> [WHAT YOU HAVE TO DO]: Return copies of the lines below that mention "value".
- - -
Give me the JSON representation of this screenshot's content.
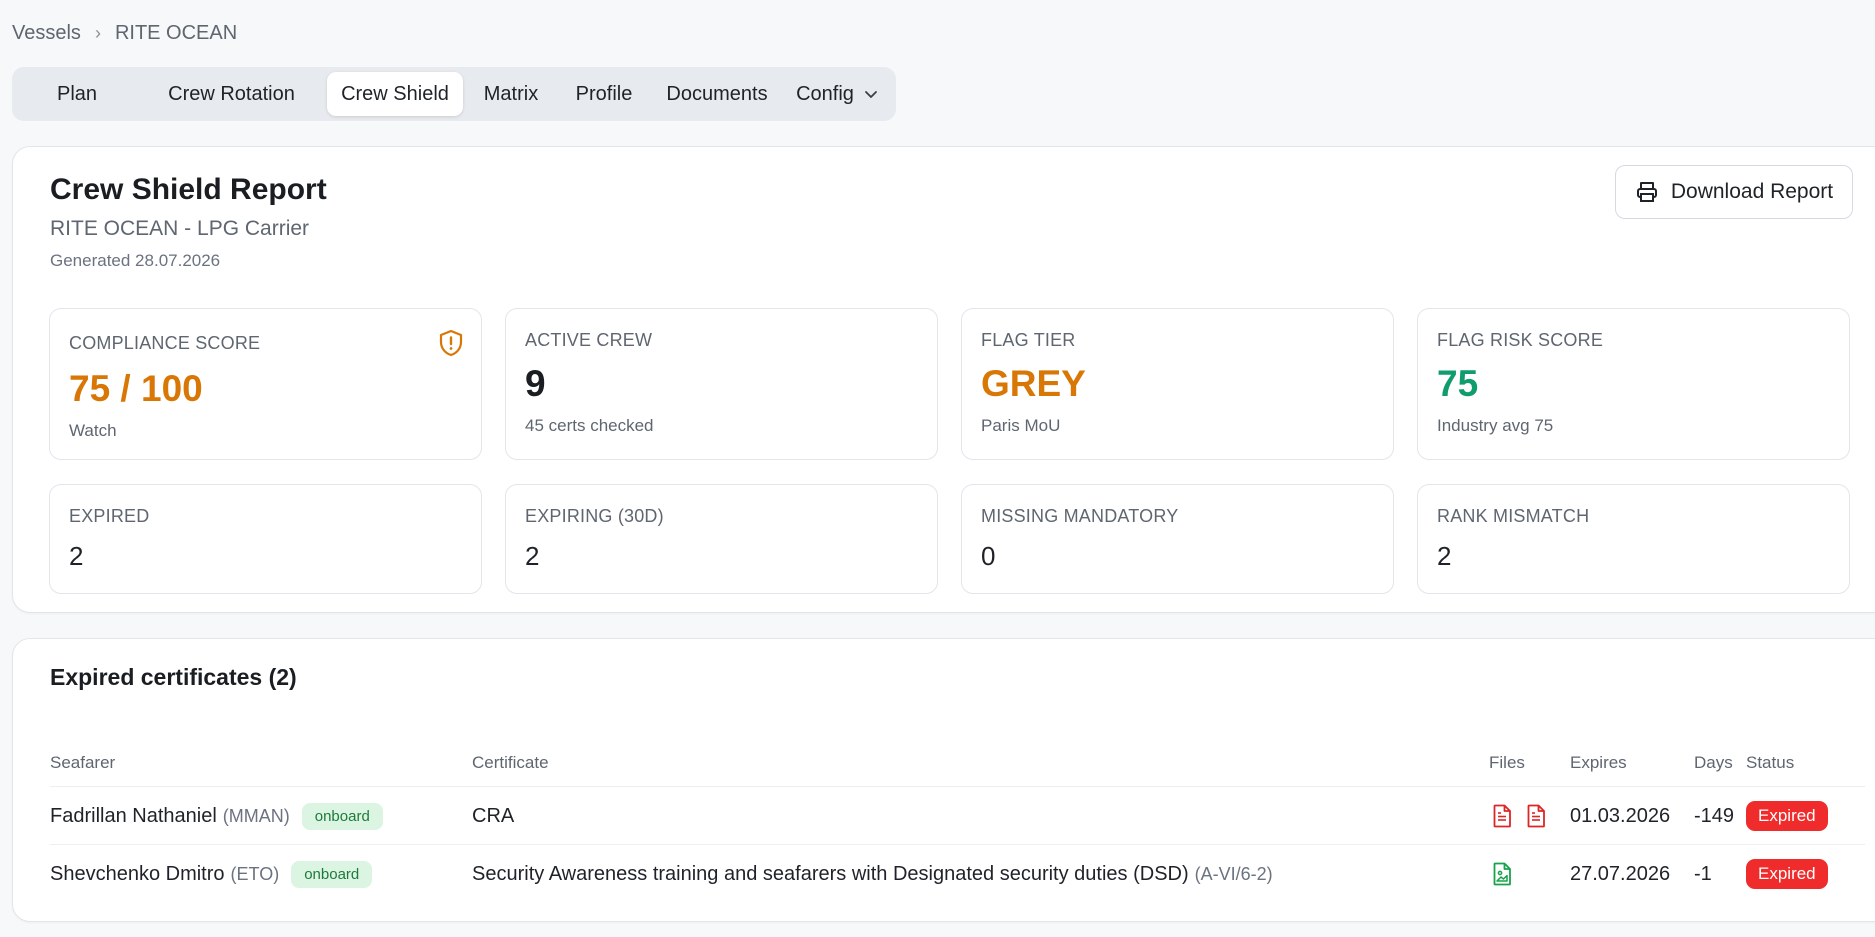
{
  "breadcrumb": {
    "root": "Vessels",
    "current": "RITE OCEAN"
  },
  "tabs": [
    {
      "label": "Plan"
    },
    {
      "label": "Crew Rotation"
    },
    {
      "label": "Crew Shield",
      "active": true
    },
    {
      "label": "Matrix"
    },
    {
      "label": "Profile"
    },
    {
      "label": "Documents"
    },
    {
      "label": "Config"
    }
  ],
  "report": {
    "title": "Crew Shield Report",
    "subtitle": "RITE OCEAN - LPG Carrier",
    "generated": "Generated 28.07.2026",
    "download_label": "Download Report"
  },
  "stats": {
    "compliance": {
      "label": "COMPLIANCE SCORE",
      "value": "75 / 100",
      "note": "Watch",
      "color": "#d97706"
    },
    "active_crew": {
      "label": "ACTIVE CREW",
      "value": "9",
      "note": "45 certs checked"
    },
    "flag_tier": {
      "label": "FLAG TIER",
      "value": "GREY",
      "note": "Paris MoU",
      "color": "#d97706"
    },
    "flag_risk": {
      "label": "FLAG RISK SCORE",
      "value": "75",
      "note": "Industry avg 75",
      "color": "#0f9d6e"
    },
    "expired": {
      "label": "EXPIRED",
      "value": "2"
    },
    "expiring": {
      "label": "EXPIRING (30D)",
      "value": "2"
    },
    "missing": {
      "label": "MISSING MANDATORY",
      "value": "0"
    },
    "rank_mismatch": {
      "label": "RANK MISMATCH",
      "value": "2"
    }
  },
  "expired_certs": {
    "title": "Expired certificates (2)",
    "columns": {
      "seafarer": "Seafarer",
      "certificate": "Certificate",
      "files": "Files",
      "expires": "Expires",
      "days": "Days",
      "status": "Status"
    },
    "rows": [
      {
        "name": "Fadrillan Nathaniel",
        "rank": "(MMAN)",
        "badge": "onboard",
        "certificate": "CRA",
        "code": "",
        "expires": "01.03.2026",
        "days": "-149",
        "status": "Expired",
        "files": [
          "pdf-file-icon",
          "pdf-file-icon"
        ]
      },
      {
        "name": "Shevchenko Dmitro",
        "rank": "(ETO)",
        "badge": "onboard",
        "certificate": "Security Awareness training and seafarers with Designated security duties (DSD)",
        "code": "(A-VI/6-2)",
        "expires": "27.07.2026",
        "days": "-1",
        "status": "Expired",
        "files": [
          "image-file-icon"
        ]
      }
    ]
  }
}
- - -
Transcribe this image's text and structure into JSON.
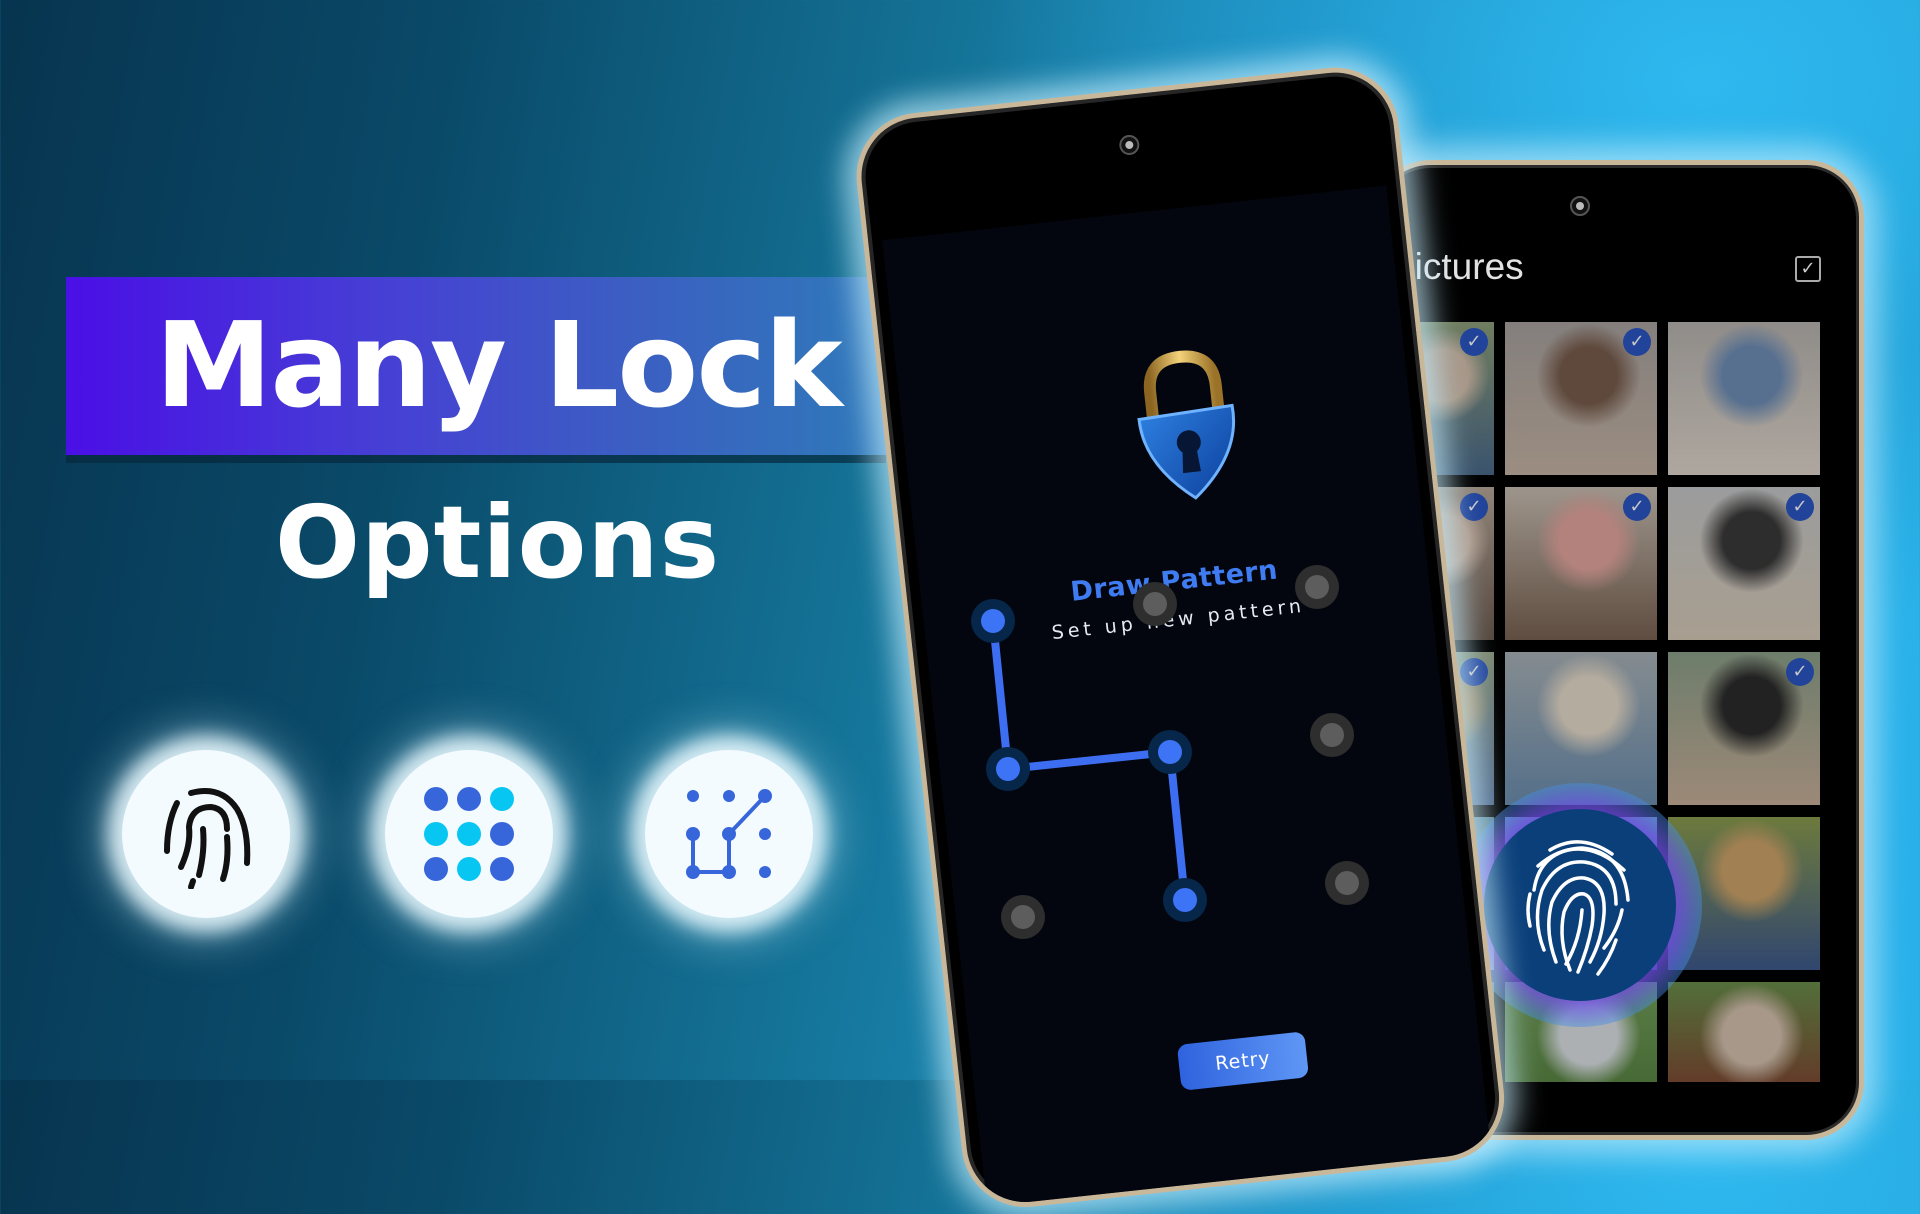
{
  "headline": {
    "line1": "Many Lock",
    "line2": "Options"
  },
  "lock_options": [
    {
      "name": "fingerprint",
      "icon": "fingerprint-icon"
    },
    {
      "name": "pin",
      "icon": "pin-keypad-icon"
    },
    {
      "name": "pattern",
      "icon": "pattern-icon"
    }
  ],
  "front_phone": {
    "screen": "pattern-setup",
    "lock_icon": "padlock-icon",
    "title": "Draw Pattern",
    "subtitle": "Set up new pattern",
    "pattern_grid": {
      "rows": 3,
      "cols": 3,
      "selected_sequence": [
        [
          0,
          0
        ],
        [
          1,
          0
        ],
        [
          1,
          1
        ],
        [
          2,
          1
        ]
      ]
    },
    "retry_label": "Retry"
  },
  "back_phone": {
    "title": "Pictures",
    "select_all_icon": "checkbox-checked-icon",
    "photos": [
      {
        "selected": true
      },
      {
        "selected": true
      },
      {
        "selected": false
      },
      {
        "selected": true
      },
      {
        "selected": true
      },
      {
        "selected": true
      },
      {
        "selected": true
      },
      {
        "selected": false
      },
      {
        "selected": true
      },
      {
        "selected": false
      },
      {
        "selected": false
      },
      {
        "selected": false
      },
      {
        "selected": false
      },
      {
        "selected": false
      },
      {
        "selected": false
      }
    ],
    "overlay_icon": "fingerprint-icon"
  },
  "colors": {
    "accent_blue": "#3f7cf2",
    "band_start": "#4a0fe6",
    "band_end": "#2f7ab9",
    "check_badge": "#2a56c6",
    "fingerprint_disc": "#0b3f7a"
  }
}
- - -
> [TASK OUTPUT]:
      "value": "75 / 100",
      "value": "9",
      "value": "GREY",
      "value": "75",
      "value": "2"
      "value": "2"
      "value": "0"
      "value": "2"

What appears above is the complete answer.